- Physical Damage Coverage: Steps in during collisions to cover the repair costs for your truck.
- Motor Truck Cargo Coverage: Protects the goods you’re hauling in case of collisions or theft.
- Lease Gap Coverage: If your vehicle is totaled, this coverage kicks in to bridge the gap if the vehicle’s value is less than what’s owed on the payment.
Step 6: Stay Legal, Stay Safe
Running a successful trucking business involves meticulous attention to time-sensitive filing requirements and a commitment to safety. Here’s how to ensure compliance:
- Stay on top of time-sensitive filing requirements, from quarterly IFTA tax returns to multi-year CDL renewals.
- Navigate federal, state, and local regulations covering noise emissions, registration fees, insurance, receipts, and bills. Be mindful of environmental concerns like anti-idling, greenhouse gas, and emission reduction regulations at various levels.
- Small truck business owners often grapple with compliance costs that may exceed their benefits. Overcoming this challenge requires strategic management.
- Ensure compliance with federal laws to prevent driver burnout. The U.S. Department of Transportation mandates a 30-minute rest during an eight-hour shift, limiting driving time to 11 hours per day (capped at 14 hours), and a weekly total not exceeding 80 hours, with provisions for extended hours after 34 consecutive hours of rest.
5 Tips for Managing Your Trucking Fleet Efficiently
Efficient fleet management is vital for businesses relying on truck fleets. It not only ensures smooth and effective vehicle operations but also reduces costs and enhances safety. Here are five fleet management strategies for truck owners in 2024 to handle your trucking fleet efficiently:
GPS Tracking Software
Employ GPS tracking to manage your fleet in real-time. This technology ensures drivers take optimal routes, boosting efficiency. Monitoring driver movements enhances productivity, and the data collected can be used for performance discussions. Fleet tracking software also provides custom alerts, monitoring driving behaviors and detecting any tampering with the GPS system.
Asset and Fuel Management
Successful fleet management depends on proactive asset and fuel management. Regular maintenance and fuel efficiency monitoring prevent unplanned breakdowns and repairs, saving significant costs. Fleet managers should assess the lifecycle of vehicles before adding new ones, considering the overall cost savings in maintenance, fuel, and operating expenses.
Optimized Route Planning
Prioritize efficient route planning for long-term success. Whether dealing with fixed or dynamic routes, meticulous consideration of factors such as mileage, travel time, and fuel consumption is paramount. Optimized routes, combined with real-time tracking technology, not only decrease fuel costs but also ensure the timely completion of jobs.
Given the rising fuel prices, monitoring fuel costs and consumption is vital.

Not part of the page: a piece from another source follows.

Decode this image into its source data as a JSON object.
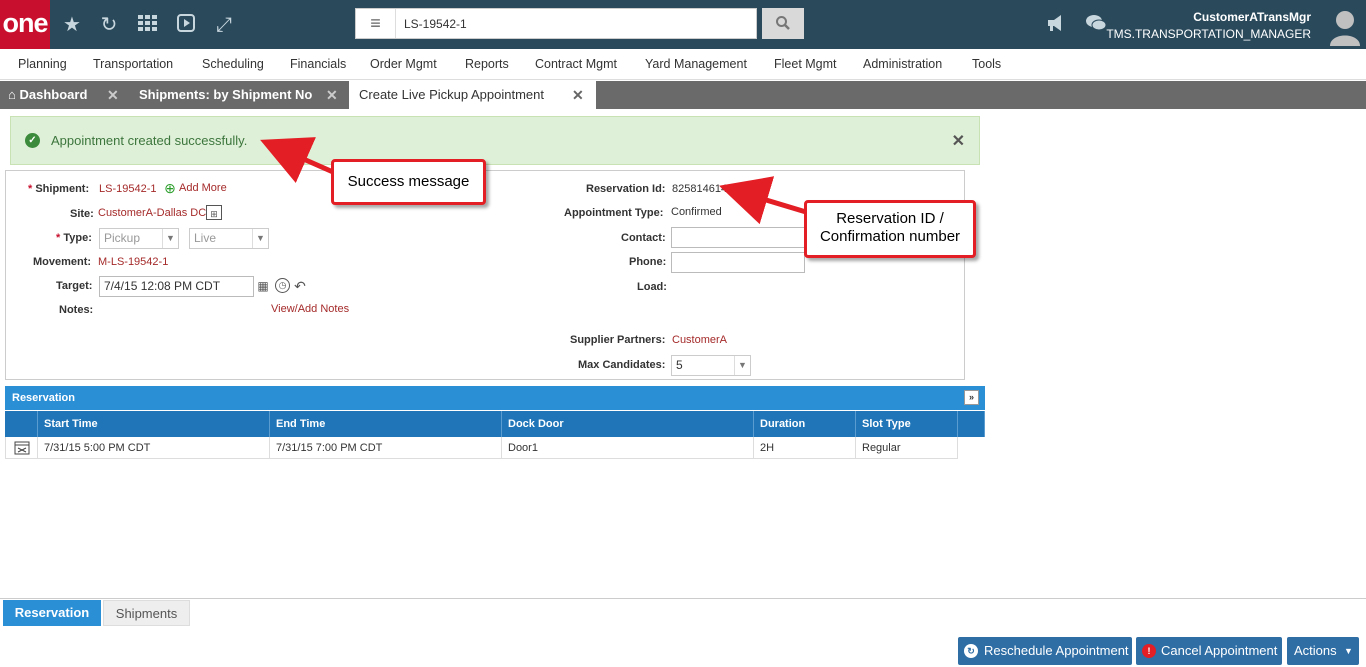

Effective fleet managers stay on top of when, where, and how much their vehicles refuel. This information helps identify patterns and discrepancies, allowing for course corrections to optimize bottom lines.
Integrate geofencing to establish parameters for each fleet, defining specific delivery zones. Dispatchers receive instant alerts if drivers deviate from these assigned zones. Geofencing operates seamlessly through various mediums like Wi-Fi, cellular data, GPS, and RFID, providing an additional layer of control and awareness for efficient fleet management.
In the world of independent trucking, 2024 brings both challenges and opportunities. Building and managing your fleet requires a blend of simplicity and strategic thinking. We’ve covered the basics – from understanding what defines an independent trucking fleet to practical tips for efficient management.
By adopting these straightforward strategies, you’re not just managing trucks; you’re steering a resilient, cost-effective, and safety-focused fleet, ready for the road ahead. Take the next step with Logos Logistics – your partner in reliable 3PL solutions spanning logistics, warehousing, order fulfillment, and freight brokerage. Whether you’re starting fresh or seeking to optimize your supply chain operations, connect with us today so your road ahead is smooth, efficient, and successful.